**What is needed**
Where the string "amet" shows up in a line of the records, copy that line.

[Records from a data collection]
+===+

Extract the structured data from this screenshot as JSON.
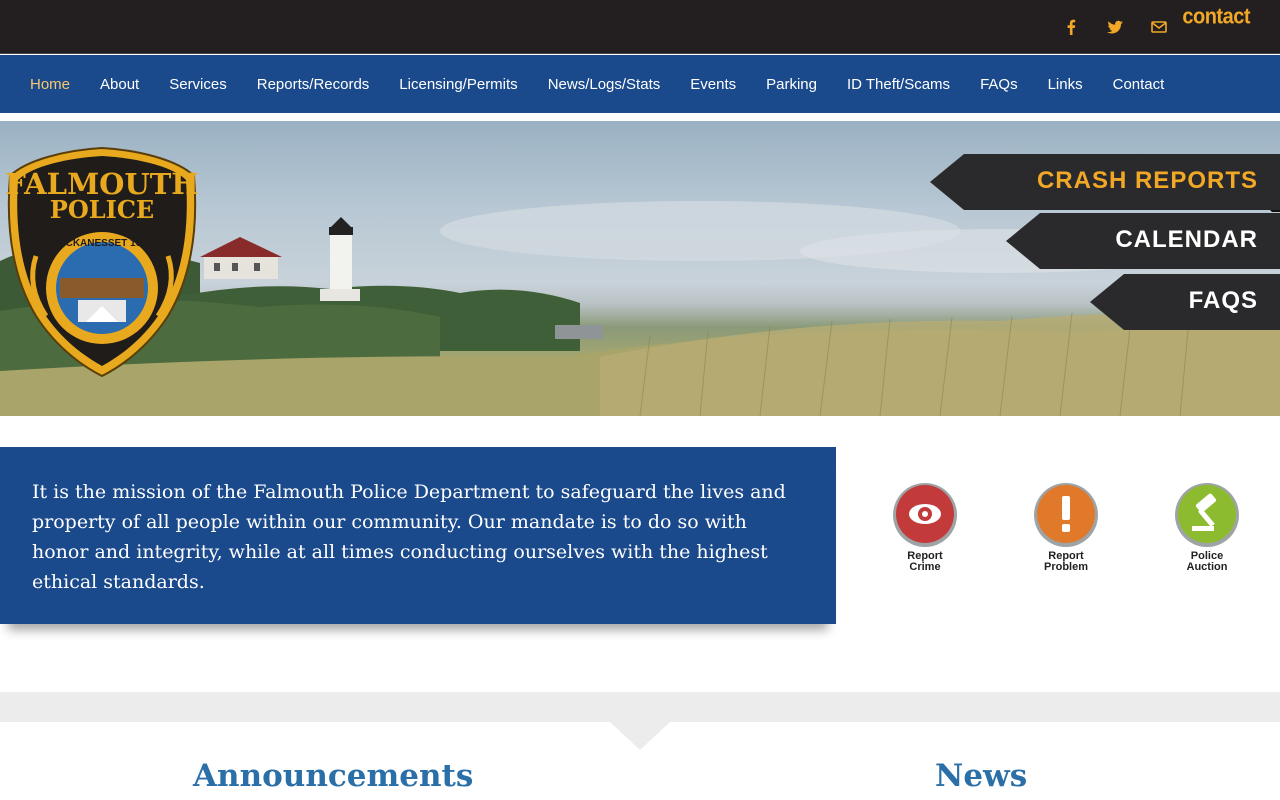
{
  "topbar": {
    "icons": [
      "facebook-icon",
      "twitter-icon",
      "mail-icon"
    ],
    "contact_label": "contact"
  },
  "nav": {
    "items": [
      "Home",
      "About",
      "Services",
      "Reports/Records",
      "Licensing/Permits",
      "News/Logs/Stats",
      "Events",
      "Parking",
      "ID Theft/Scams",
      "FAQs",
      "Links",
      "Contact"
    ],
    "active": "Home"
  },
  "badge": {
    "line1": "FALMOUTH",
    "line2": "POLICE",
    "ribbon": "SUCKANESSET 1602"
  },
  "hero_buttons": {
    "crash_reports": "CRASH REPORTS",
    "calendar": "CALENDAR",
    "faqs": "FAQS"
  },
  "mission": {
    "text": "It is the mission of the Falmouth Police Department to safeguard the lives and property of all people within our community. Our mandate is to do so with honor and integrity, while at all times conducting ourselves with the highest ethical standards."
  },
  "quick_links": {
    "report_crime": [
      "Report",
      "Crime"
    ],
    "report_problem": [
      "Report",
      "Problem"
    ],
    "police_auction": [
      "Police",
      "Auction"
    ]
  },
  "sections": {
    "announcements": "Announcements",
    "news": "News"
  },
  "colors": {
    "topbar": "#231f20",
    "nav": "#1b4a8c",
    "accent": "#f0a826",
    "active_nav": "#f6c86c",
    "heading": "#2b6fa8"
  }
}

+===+

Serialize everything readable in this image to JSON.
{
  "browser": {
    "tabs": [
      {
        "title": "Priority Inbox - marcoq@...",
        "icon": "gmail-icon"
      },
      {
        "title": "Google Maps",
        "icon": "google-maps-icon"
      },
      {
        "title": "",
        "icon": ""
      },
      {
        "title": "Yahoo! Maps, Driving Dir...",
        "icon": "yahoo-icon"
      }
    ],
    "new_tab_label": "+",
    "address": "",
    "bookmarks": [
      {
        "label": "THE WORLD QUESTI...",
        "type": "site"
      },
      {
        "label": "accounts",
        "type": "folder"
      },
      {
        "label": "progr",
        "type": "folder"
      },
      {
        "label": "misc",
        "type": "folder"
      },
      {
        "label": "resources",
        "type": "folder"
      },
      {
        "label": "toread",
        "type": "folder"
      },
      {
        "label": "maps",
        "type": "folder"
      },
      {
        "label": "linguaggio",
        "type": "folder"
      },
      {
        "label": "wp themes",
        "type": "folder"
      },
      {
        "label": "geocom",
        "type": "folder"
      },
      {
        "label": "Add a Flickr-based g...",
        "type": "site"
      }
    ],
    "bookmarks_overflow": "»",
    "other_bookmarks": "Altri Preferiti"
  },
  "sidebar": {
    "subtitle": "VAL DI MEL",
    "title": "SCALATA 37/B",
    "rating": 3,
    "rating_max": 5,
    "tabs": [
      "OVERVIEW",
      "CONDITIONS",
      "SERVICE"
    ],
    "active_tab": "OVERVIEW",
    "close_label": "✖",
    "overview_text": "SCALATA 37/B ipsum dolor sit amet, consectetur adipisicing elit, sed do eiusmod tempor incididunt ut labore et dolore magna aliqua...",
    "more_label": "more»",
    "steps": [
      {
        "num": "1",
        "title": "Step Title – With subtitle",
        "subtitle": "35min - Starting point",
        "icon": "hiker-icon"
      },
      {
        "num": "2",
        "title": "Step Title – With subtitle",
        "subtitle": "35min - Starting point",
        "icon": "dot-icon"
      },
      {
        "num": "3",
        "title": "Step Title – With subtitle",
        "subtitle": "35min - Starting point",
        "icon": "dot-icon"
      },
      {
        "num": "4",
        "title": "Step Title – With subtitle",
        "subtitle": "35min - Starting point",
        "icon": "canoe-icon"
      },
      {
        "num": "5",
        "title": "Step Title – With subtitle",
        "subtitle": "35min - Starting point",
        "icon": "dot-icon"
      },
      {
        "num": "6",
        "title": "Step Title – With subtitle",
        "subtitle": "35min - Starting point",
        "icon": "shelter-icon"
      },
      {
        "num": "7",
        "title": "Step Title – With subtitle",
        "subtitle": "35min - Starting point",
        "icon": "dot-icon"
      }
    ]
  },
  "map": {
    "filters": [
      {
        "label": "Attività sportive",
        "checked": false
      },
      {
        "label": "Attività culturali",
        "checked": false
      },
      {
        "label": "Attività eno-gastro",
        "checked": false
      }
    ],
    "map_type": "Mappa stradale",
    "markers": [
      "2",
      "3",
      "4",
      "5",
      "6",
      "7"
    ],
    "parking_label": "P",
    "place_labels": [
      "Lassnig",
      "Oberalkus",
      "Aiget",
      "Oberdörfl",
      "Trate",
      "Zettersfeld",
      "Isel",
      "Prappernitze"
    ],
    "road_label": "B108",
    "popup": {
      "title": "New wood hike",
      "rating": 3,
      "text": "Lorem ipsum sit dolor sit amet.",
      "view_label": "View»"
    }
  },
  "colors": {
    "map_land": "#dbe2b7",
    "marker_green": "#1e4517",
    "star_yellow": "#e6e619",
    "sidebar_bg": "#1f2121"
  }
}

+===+

**Answer area**
    "overview_text": "SCALATA 37/B ipsum dolor sit amet, consectetur adipisicing elit, sed do eiusmod tempor incididunt ut labore et dolore magna aliqua...",
      "text": "Lorem ipsum sit dolor sit amet.",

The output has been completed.